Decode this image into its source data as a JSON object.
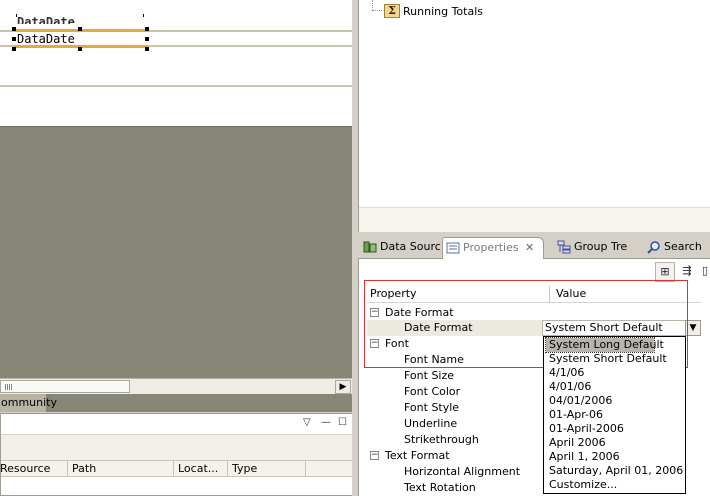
{
  "editor": {
    "field_text": "DataDate",
    "ghost_text": "DataDate"
  },
  "bottom_left": {
    "status_tab": "ommunity",
    "toolbar_glyphs": [
      "▽",
      "—",
      "☐"
    ],
    "columns": [
      "Resource",
      "Path",
      "Locat...",
      "Type"
    ]
  },
  "outline": {
    "items": [
      {
        "label": "Running Totals",
        "icon": "sigma-icon"
      }
    ]
  },
  "tabs": [
    {
      "label": "Data Sourc",
      "icon": "data-source-icon",
      "active": false
    },
    {
      "label": "Properties",
      "icon": "properties-icon",
      "active": true,
      "close": "✕"
    },
    {
      "label": "Group Tre",
      "icon": "group-tree-icon",
      "active": false
    },
    {
      "label": "Search",
      "icon": "search-icon",
      "active": false
    }
  ],
  "properties": {
    "header": {
      "property": "Property",
      "value": "Value"
    },
    "rows": [
      {
        "label": "Date Format",
        "group": true,
        "expander": "−"
      },
      {
        "label": "Date Format",
        "group": false
      },
      {
        "label": "Font",
        "group": true,
        "expander": "−"
      },
      {
        "label": "Font Name",
        "group": false
      },
      {
        "label": "Font Size",
        "group": false
      },
      {
        "label": "Font Color",
        "group": false
      },
      {
        "label": "Font Style",
        "group": false
      },
      {
        "label": "Underline",
        "group": false
      },
      {
        "label": "Strikethrough",
        "group": false
      },
      {
        "label": "Text Format",
        "group": true,
        "expander": "−"
      },
      {
        "label": "Horizontal Alignment",
        "group": false
      },
      {
        "label": "Text Rotation",
        "group": false
      }
    ],
    "current_value": "System Short Default"
  },
  "dropdown": {
    "options": [
      "System Long Default",
      "System Short Default",
      "4/1/06",
      "4/01/06",
      "04/01/2006",
      "01-Apr-06",
      "01-April-2006",
      "April 2006",
      "April 1, 2006",
      "Saturday, April 01, 2006",
      "Customize..."
    ],
    "highlighted_index": 0
  },
  "colors": {
    "accent_red": "#e03030",
    "field_orange": "#e8a840",
    "canvas_gray": "#878778"
  }
}
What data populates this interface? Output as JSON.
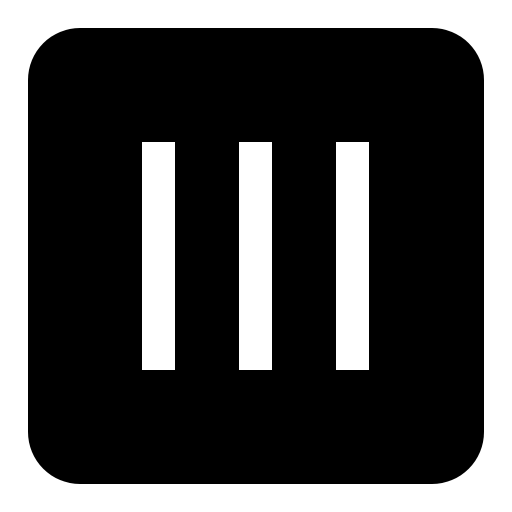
{
  "icon": {
    "name": "three-vertical-bars-icon",
    "description_colors": {
      "background": "#ffffff",
      "tile": "#000000",
      "bars": "#ffffff"
    },
    "bar_count": 3
  }
}
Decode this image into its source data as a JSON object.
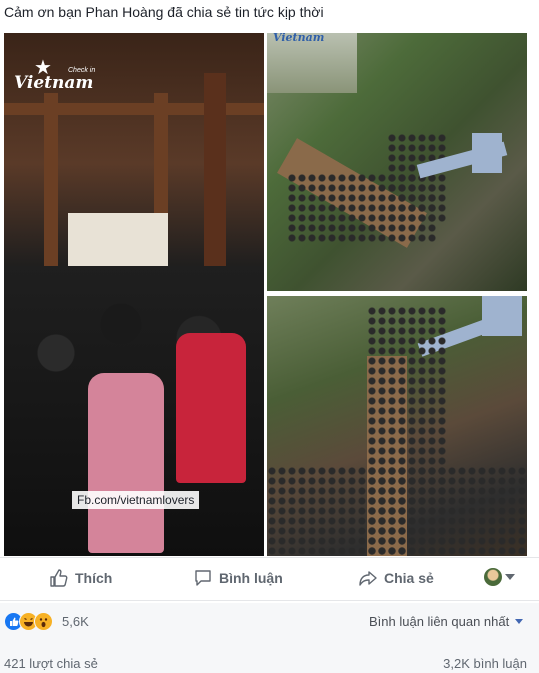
{
  "post": {
    "text": "Cảm ơn bạn Phan Hoàng đã chia sẻ tin tức kịp thời"
  },
  "photos": {
    "left": {
      "watermark_logo": "Vietnam",
      "watermark_sub": "Check in",
      "fb_tag": "Fb.com/vietnamlovers"
    },
    "top_right": {
      "watermark": "Vietnam"
    }
  },
  "actions": {
    "like_label": "Thích",
    "comment_label": "Bình luận",
    "share_label": "Chia sẻ"
  },
  "reactions": {
    "icons": [
      "like-icon",
      "haha-icon",
      "wow-icon"
    ],
    "count": "5,6K",
    "sort_label": "Bình luận liên quan nhất"
  },
  "footer": {
    "shares": "421 lượt chia sẻ",
    "comments": "3,2K bình luận"
  },
  "colors": {
    "like_blue": "#1877f2",
    "link_blue": "#4267b2",
    "muted_text": "#606770"
  }
}
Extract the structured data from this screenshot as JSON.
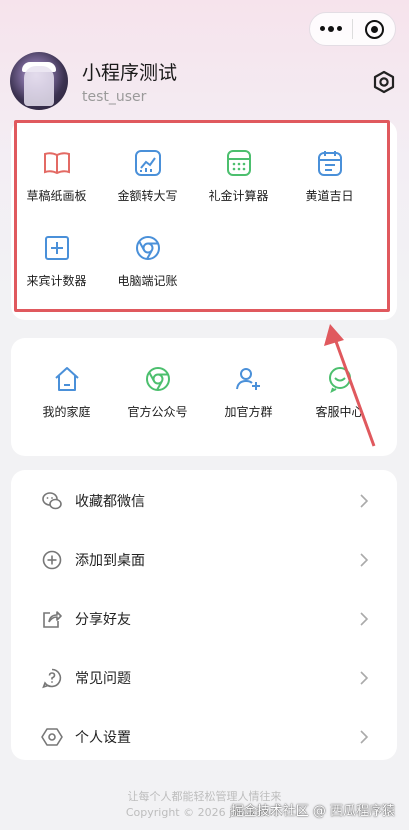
{
  "capsule": {
    "more_icon": "more-dots-icon",
    "close_icon": "target-close-icon"
  },
  "profile": {
    "name": "小程序测试",
    "id": "test_user",
    "settings_icon": "hexagon-settings-icon"
  },
  "tools": [
    {
      "label": "草稿纸画板",
      "icon": "book-icon",
      "color": "#e36a64"
    },
    {
      "label": "金额转大写",
      "icon": "chart-up-icon",
      "color": "#4a90d9"
    },
    {
      "label": "礼金计算器",
      "icon": "calculator-icon",
      "color": "#4cbf6e"
    },
    {
      "label": "黄道吉日",
      "icon": "calendar-icon",
      "color": "#4a90d9"
    },
    {
      "label": "来宾计数器",
      "icon": "plus-square-icon",
      "color": "#4a90d9"
    },
    {
      "label": "电脑端记账",
      "icon": "chrome-icon",
      "color": "#4a90d9"
    }
  ],
  "social": [
    {
      "label": "我的家庭",
      "icon": "home-icon"
    },
    {
      "label": "官方公众号",
      "icon": "chrome-green-icon"
    },
    {
      "label": "加官方群",
      "icon": "add-user-icon"
    },
    {
      "label": "客服中心",
      "icon": "wechat-icon"
    }
  ],
  "menu": [
    {
      "label": "收藏都微信",
      "icon": "wechat-outline-icon"
    },
    {
      "label": "添加到桌面",
      "icon": "plus-circle-icon"
    },
    {
      "label": "分享好友",
      "icon": "share-icon"
    },
    {
      "label": "常见问题",
      "icon": "question-icon"
    },
    {
      "label": "个人设置",
      "icon": "hexagon-icon"
    }
  ],
  "footer": {
    "slogan": "让每个人都能轻松管理人情往来",
    "copyright": "Copyright © 2026 jlm.kimi..."
  },
  "watermark": "掘金技术社区 @ 西瓜程序猿",
  "colors": {
    "highlight": "#e0595e",
    "green": "#4cbf6e",
    "blue": "#4a90d9",
    "red": "#e36a64"
  }
}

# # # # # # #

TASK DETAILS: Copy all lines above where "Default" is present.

WRITTEN SOLUTION:
    "current_value": "System Short Default"
      "System Long Default",
      "System Short Default",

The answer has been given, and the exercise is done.